→ ABOUT THIS TASK
The whole listing should be written out again exactly.

→ EXCERPTED RECORDS
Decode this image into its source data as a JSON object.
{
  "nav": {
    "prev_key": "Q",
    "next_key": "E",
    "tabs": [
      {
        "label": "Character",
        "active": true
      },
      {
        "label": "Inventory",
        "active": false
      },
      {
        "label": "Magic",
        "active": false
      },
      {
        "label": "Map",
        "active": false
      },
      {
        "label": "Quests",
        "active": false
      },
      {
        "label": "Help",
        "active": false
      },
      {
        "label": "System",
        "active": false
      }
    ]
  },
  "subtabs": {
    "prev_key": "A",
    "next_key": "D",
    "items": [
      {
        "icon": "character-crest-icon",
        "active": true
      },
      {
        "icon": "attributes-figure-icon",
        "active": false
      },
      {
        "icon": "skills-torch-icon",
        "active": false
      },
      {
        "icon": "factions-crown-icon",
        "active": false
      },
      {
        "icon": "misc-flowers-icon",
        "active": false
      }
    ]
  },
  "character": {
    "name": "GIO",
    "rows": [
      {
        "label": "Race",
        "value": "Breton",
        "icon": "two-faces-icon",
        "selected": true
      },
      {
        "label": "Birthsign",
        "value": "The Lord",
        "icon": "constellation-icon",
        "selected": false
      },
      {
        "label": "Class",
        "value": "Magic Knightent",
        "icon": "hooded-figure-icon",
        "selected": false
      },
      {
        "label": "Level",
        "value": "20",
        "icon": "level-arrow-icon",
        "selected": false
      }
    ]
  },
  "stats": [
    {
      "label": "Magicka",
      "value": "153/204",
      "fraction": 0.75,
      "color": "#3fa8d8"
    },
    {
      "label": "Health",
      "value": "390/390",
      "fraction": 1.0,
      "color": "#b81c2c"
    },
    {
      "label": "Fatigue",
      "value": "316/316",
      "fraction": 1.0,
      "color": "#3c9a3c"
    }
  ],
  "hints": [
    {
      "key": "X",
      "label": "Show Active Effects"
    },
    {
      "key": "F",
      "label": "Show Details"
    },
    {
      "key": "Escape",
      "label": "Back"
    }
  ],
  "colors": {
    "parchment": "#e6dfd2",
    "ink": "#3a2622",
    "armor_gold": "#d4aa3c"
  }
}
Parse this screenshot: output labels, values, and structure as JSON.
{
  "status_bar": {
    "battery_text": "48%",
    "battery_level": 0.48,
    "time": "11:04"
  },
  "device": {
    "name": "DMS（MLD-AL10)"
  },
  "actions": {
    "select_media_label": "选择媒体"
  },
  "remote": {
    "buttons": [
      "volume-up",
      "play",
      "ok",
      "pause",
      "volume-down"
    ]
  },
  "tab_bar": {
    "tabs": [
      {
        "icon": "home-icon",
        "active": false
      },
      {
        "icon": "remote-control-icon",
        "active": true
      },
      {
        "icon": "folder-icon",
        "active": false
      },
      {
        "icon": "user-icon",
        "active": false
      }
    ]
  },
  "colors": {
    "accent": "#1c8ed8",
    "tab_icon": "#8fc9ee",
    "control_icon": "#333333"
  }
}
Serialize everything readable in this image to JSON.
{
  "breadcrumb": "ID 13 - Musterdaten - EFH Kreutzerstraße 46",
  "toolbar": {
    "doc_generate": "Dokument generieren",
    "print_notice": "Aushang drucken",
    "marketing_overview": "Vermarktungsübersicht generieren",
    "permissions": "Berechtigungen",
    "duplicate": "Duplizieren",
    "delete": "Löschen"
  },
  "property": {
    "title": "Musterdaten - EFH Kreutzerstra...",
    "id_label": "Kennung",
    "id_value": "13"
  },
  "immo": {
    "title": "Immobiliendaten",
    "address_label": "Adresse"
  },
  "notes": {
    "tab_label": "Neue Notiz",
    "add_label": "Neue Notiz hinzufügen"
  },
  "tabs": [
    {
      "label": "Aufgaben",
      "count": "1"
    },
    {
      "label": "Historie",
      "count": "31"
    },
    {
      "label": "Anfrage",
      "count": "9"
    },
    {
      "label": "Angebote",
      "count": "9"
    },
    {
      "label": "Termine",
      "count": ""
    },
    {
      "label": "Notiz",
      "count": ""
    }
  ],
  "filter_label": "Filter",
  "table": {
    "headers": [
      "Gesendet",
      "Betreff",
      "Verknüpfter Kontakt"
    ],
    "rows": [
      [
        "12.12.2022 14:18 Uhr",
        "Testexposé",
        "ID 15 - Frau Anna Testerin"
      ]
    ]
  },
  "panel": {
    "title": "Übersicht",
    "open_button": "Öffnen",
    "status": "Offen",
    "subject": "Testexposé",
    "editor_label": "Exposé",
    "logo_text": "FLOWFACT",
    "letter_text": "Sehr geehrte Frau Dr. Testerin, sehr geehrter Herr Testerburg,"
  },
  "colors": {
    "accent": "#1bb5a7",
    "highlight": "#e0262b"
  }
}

→ WRITTEN SOLUTION
Decode this image into its source data as a JSON object.
{
  "nav": {
    "prev_key": "Q",
    "next_key": "E",
    "tabs": [
      {
        "label": "Character",
        "active": true
      },
      {
        "label": "Inventory",
        "active": false
      },
      {
        "label": "Magic",
        "active": false
      },
      {
        "label": "Map",
        "active": false
      },
      {
        "label": "Quests",
        "active": false
      },
      {
        "label": "Help",
        "active": false
      },
      {
        "label": "System",
        "active": false
      }
    ]
  },
  "subtabs": {
    "prev_key": "A",
    "next_key": "D",
    "items": [
      {
        "icon": "character-crest-icon",
        "active": true
      },
      {
        "icon": "attributes-figure-icon",
        "active": false
      },
      {
        "icon": "skills-torch-icon",
        "active": false
      },
      {
        "icon": "factions-crown-icon",
        "active": false
      },
      {
        "icon": "misc-flowers-icon",
        "active": false
      }
    ]
  },
  "character": {
    "name": "GIO",
    "rows": [
      {
        "label": "Race",
        "value": "Breton",
        "icon": "two-faces-icon",
        "selected": true
      },
      {
        "label": "Birthsign",
        "value": "The Lord",
        "icon": "constellation-icon",
        "selected": false
      },
      {
        "label": "Class",
        "value": "Magic Knightent",
        "icon": "hooded-figure-icon",
        "selected": false
      },
      {
        "label": "Level",
        "value": "20",
        "icon": "level-arrow-icon",
        "selected": false
      }
    ]
  },
  "stats": [
    {
      "label": "Magicka",
      "value": "153/204",
      "fraction": 0.75,
      "color": "#3fa8d8"
    },
    {
      "label": "Health",
      "value": "390/390",
      "fraction": 1.0,
      "color": "#b81c2c"
    },
    {
      "label": "Fatigue",
      "value": "316/316",
      "fraction": 1.0,
      "color": "#3c9a3c"
    }
  ],
  "hints": [
    {
      "key": "X",
      "label": "Show Active Effects"
    },
    {
      "key": "F",
      "label": "Show Details"
    },
    {
      "key": "Escape",
      "label": "Back"
    }
  ],
  "colors": {
    "parchment": "#e6dfd2",
    "ink": "#3a2622",
    "armor_gold": "#d4aa3c"
  }
}
Parse this screenshot: output labels, values, and structure as JSON.
{
  "status_bar": {
    "battery_text": "48%",
    "battery_level": 0.48,
    "time": "11:04"
  },
  "device": {
    "name": "DMS（MLD-AL10)"
  },
  "actions": {
    "select_media_label": "选择媒体"
  },
  "remote": {
    "buttons": [
      "volume-up",
      "play",
      "ok",
      "pause",
      "volume-down"
    ]
  },
  "tab_bar": {
    "tabs": [
      {
        "icon": "home-icon",
        "active": false
      },
      {
        "icon": "remote-control-icon",
        "active": true
      },
      {
        "icon": "folder-icon",
        "active": false
      },
      {
        "icon": "user-icon",
        "active": false
      }
    ]
  },
  "colors": {
    "accent": "#1c8ed8",
    "tab_icon": "#8fc9ee",
    "control_icon": "#333333"
  }
}
Serialize everything readable in this image to JSON.
{
  "breadcrumb": "ID 13 - Musterdaten - EFH Kreutzerstraße 46",
  "toolbar": {
    "doc_generate": "Dokument generieren",
    "print_notice": "Aushang drucken",
    "marketing_overview": "Vermarktungsübersicht generieren",
    "permissions": "Berechtigungen",
    "duplicate": "Duplizieren",
    "delete": "Löschen"
  },
  "property": {
    "title": "Musterdaten - EFH Kreutzerstra...",
    "id_label": "Kennung",
    "id_value": "13"
  },
  "immo": {
    "title": "Immobiliendaten",
    "address_label": "Adresse"
  },
  "notes": {
    "tab_label": "Neue Notiz",
    "add_label": "Neue Notiz hinzufügen"
  },
  "tabs": [
    {
      "label": "Aufgaben",
      "count": "1"
    },
    {
      "label": "Historie",
      "count": "31"
    },
    {
      "label": "Anfrage",
      "count": "9"
    },
    {
      "label": "Angebote",
      "count": "9"
    },
    {
      "label": "Termine",
      "count": ""
    },
    {
      "label": "Notiz",
      "count": ""
    }
  ],
  "filter_label": "Filter",
  "table": {
    "headers": [
      "Gesendet",
      "Betreff",
      "Verknüpfter Kontakt"
    ],
    "rows": [
      [
        "12.12.2022 14:18 Uhr",
        "Testexposé",
        "ID 15 - Frau Anna Testerin"
      ]
    ]
  },
  "panel": {
    "title": "Übersicht",
    "open_button": "Öffnen",
    "status": "Offen",
    "subject": "Testexposé",
    "editor_label": "Exposé",
    "logo_text": "FLOWFACT",
    "letter_text": "Sehr geehrte Frau Dr. Testerin, sehr geehrter Herr Testerburg,"
  },
  "colors": {
    "accent": "#1bb5a7",
    "highlight": "#e0262b"
  }
}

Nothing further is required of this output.